→ **Records**:
==================================================
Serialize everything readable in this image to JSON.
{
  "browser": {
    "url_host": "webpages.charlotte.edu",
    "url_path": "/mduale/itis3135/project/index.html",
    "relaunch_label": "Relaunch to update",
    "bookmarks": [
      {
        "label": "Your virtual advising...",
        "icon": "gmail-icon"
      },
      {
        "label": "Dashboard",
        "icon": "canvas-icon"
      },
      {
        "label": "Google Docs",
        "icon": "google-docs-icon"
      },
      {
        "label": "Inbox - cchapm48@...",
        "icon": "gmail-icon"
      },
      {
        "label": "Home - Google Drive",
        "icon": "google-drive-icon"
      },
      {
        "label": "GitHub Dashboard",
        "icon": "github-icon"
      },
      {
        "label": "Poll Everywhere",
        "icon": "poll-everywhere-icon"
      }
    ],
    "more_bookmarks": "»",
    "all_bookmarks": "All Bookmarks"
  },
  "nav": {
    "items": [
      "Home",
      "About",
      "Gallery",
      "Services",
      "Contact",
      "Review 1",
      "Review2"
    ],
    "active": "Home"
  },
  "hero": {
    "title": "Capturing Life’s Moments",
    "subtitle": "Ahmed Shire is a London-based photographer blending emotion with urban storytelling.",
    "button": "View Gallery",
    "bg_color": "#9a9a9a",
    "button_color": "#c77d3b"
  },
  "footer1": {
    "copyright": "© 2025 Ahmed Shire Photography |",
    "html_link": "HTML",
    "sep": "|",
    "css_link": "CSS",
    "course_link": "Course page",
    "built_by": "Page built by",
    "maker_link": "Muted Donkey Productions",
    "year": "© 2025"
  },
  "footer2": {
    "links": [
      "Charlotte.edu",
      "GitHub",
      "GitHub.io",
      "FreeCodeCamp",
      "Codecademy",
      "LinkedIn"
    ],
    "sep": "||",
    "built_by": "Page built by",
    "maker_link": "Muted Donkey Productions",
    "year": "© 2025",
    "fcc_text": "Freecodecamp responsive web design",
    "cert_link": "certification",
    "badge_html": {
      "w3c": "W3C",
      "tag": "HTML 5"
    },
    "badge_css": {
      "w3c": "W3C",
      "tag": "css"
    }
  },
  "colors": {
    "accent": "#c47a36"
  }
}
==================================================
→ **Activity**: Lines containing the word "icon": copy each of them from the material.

→ **Solution to this problem**:
        "icon": "gmail-icon"
        "icon": "canvas-icon"
        "icon": "google-docs-icon"
        "icon": "gmail-icon"
        "icon": "google-drive-icon"
        "icon": "github-icon"
        "icon": "poll-everywhere-icon"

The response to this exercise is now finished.